--- WHAT THIS TASK INVOLVES ---
Read the data and repeat it in full, exactly.

--- STUDY MATERIAL ---

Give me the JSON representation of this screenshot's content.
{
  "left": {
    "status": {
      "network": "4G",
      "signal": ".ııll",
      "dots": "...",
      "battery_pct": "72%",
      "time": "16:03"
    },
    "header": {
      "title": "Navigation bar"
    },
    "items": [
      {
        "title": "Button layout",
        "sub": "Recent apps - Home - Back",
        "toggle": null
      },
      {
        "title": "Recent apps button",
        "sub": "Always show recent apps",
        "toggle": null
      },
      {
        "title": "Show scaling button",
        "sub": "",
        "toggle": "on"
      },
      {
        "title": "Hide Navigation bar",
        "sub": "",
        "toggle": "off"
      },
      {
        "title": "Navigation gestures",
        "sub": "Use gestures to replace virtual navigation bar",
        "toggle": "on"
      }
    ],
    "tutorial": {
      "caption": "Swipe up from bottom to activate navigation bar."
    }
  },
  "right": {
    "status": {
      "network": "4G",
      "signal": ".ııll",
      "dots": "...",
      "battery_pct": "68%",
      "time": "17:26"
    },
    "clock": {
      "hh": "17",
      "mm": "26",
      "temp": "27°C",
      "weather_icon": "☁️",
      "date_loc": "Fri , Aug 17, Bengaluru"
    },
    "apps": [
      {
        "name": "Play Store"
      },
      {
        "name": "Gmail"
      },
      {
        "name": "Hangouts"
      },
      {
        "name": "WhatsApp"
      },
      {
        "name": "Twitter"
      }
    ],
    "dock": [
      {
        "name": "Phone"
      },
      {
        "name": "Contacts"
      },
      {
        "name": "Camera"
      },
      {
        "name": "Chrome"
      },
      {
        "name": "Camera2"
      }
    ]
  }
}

--- REPLY ---
Give me the JSON representation of this screenshot's content.
{
  "left": {
    "status": {
      "network": "4G",
      "signal": ".ııll",
      "dots": "...",
      "battery_pct": "72%",
      "time": "16:03"
    },
    "header": {
      "title": "Navigation bar"
    },
    "items": [
      {
        "title": "Button layout",
        "sub": "Recent apps - Home - Back",
        "toggle": null
      },
      {
        "title": "Recent apps button",
        "sub": "Always show recent apps",
        "toggle": null
      },
      {
        "title": "Show scaling button",
        "sub": "",
        "toggle": "on"
      },
      {
        "title": "Hide Navigation bar",
        "sub": "",
        "toggle": "off"
      },
      {
        "title": "Navigation gestures",
        "sub": "Use gestures to replace virtual navigation bar",
        "toggle": "on"
      }
    ],
    "tutorial": {
      "caption": "Swipe up from bottom to activate navigation bar."
    }
  },
  "right": {
    "status": {
      "network": "4G",
      "signal": ".ııll",
      "dots": "...",
      "battery_pct": "68%",
      "time": "17:26"
    },
    "clock": {
      "hh": "17",
      "mm": "26",
      "temp": "27°C",
      "weather_icon": "☁️",
      "date_loc": "Fri , Aug 17, Bengaluru"
    },
    "apps": [
      {
        "name": "Play Store"
      },
      {
        "name": "Gmail"
      },
      {
        "name": "Hangouts"
      },
      {
        "name": "WhatsApp"
      },
      {
        "name": "Twitter"
      }
    ],
    "dock": [
      {
        "name": "Phone"
      },
      {
        "name": "Contacts"
      },
      {
        "name": "Camera"
      },
      {
        "name": "Chrome"
      },
      {
        "name": "Camera2"
      }
    ]
  }
}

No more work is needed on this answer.